Interface dataset entries:

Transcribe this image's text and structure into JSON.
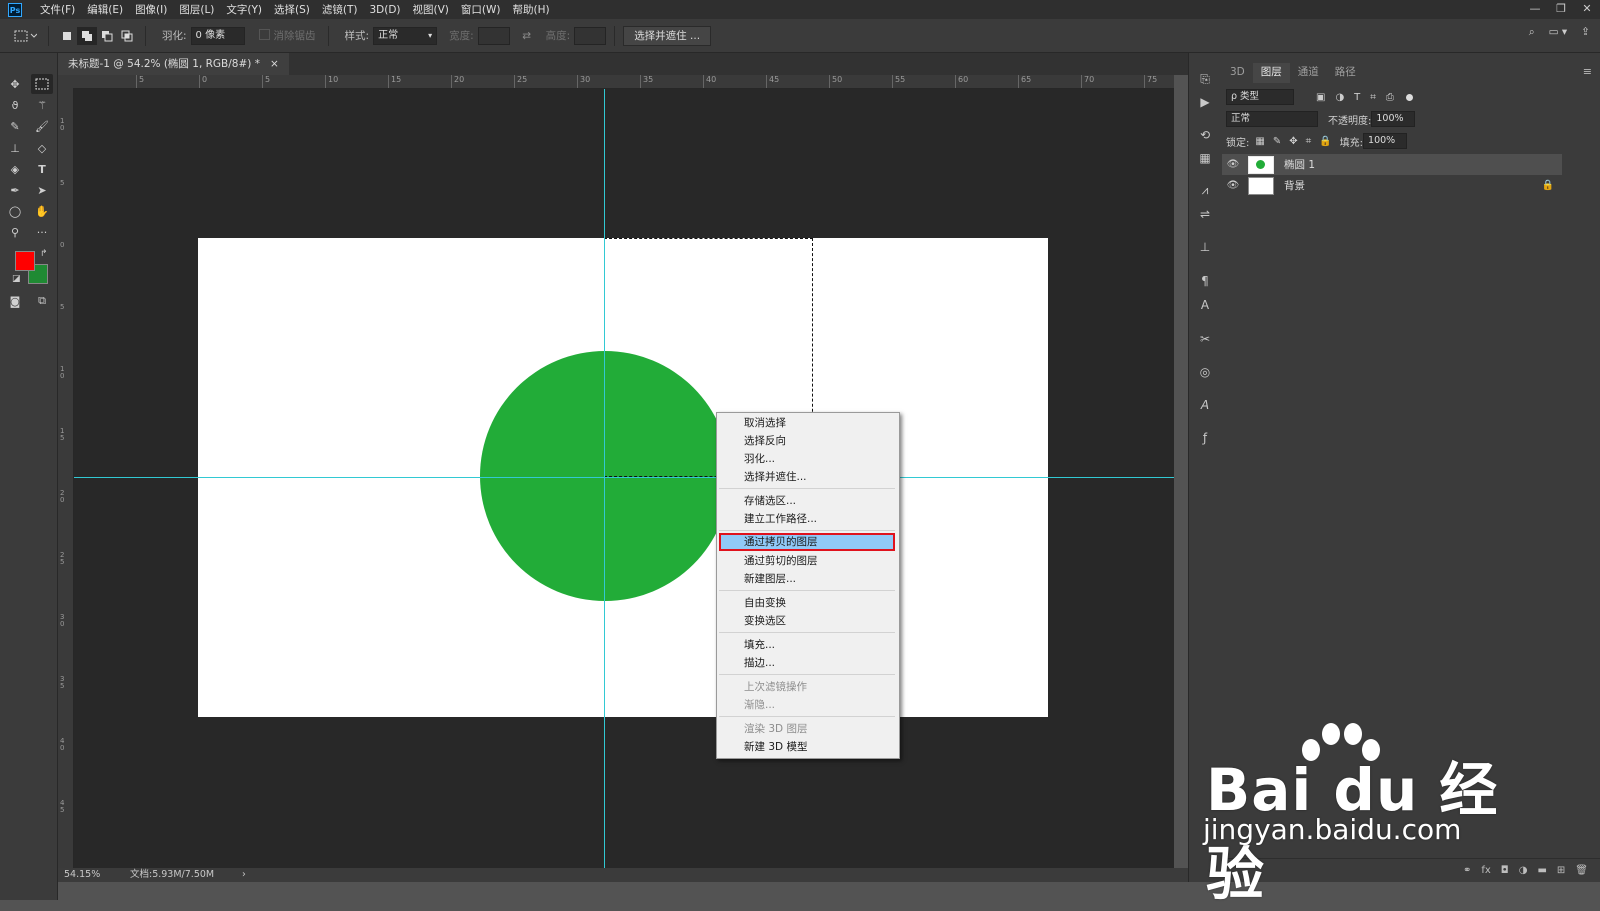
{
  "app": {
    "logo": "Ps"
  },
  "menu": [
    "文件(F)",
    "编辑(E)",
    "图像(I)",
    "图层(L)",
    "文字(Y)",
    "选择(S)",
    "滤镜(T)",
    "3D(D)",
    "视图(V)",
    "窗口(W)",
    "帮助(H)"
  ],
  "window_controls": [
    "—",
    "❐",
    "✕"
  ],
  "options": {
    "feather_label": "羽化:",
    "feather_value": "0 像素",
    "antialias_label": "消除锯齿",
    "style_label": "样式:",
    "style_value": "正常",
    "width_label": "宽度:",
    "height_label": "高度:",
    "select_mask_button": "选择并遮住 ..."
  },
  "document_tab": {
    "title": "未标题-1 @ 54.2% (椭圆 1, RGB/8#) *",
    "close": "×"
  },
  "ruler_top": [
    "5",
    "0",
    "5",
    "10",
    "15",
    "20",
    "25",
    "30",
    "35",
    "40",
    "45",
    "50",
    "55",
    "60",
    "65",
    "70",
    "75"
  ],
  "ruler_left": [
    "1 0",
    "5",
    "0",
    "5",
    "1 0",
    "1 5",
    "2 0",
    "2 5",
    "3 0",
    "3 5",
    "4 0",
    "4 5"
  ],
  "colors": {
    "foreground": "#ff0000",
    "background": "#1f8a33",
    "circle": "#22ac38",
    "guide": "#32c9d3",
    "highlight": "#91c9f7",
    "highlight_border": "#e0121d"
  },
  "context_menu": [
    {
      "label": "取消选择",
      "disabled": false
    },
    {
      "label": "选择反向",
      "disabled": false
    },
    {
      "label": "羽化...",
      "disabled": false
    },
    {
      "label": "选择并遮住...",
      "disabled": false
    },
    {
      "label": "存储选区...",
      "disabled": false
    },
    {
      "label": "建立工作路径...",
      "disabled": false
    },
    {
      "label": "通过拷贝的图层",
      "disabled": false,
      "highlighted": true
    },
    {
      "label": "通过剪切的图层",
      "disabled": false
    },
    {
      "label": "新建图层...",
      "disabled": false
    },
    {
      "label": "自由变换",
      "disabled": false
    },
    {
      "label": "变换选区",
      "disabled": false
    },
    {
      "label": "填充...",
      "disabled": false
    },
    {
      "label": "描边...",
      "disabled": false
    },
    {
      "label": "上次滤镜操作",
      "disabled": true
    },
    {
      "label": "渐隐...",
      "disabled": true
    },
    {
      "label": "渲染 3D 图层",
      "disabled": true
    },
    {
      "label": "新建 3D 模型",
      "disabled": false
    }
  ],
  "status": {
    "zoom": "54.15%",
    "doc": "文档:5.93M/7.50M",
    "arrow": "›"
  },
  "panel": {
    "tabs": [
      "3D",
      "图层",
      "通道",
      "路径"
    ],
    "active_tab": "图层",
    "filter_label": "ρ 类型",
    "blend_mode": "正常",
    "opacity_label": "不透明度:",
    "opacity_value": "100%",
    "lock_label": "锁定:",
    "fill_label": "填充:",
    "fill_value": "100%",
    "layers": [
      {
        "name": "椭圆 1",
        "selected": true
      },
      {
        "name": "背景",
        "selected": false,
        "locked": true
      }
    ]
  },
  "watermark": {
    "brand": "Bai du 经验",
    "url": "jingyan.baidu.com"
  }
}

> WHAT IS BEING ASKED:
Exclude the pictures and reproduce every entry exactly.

> OUTPUT OF THE TASK:
Transcribe this image's text and structure into JSON.
{
  "app": {
    "logo": "Ps"
  },
  "menu": [
    "文件(F)",
    "编辑(E)",
    "图像(I)",
    "图层(L)",
    "文字(Y)",
    "选择(S)",
    "滤镜(T)",
    "3D(D)",
    "视图(V)",
    "窗口(W)",
    "帮助(H)"
  ],
  "window_controls": [
    "—",
    "❐",
    "✕"
  ],
  "options": {
    "feather_label": "羽化:",
    "feather_value": "0 像素",
    "antialias_label": "消除锯齿",
    "style_label": "样式:",
    "style_value": "正常",
    "width_label": "宽度:",
    "height_label": "高度:",
    "select_mask_button": "选择并遮住 ..."
  },
  "document_tab": {
    "title": "未标题-1 @ 54.2% (椭圆 1, RGB/8#) *",
    "close": "×"
  },
  "ruler_top": [
    "5",
    "0",
    "5",
    "10",
    "15",
    "20",
    "25",
    "30",
    "35",
    "40",
    "45",
    "50",
    "55",
    "60",
    "65",
    "70",
    "75"
  ],
  "ruler_left": [
    "1 0",
    "5",
    "0",
    "5",
    "1 0",
    "1 5",
    "2 0",
    "2 5",
    "3 0",
    "3 5",
    "4 0",
    "4 5"
  ],
  "colors": {
    "foreground": "#ff0000",
    "background": "#1f8a33",
    "circle": "#22ac38",
    "guide": "#32c9d3",
    "highlight": "#91c9f7",
    "highlight_border": "#e0121d"
  },
  "context_menu": [
    {
      "label": "取消选择",
      "disabled": false
    },
    {
      "label": "选择反向",
      "disabled": false
    },
    {
      "label": "羽化...",
      "disabled": false
    },
    {
      "label": "选择并遮住...",
      "disabled": false
    },
    {
      "label": "存储选区...",
      "disabled": false
    },
    {
      "label": "建立工作路径...",
      "disabled": false
    },
    {
      "label": "通过拷贝的图层",
      "disabled": false,
      "highlighted": true
    },
    {
      "label": "通过剪切的图层",
      "disabled": false
    },
    {
      "label": "新建图层...",
      "disabled": false
    },
    {
      "label": "自由变换",
      "disabled": false
    },
    {
      "label": "变换选区",
      "disabled": false
    },
    {
      "label": "填充...",
      "disabled": false
    },
    {
      "label": "描边...",
      "disabled": false
    },
    {
      "label": "上次滤镜操作",
      "disabled": true
    },
    {
      "label": "渐隐...",
      "disabled": true
    },
    {
      "label": "渲染 3D 图层",
      "disabled": true
    },
    {
      "label": "新建 3D 模型",
      "disabled": false
    }
  ],
  "status": {
    "zoom": "54.15%",
    "doc": "文档:5.93M/7.50M",
    "arrow": "›"
  },
  "panel": {
    "tabs": [
      "3D",
      "图层",
      "通道",
      "路径"
    ],
    "active_tab": "图层",
    "filter_label": "ρ 类型",
    "blend_mode": "正常",
    "opacity_label": "不透明度:",
    "opacity_value": "100%",
    "lock_label": "锁定:",
    "fill_label": "填充:",
    "fill_value": "100%",
    "layers": [
      {
        "name": "椭圆 1",
        "selected": true
      },
      {
        "name": "背景",
        "selected": false,
        "locked": true
      }
    ]
  },
  "watermark": {
    "brand": "Bai du 经验",
    "url": "jingyan.baidu.com"
  }
}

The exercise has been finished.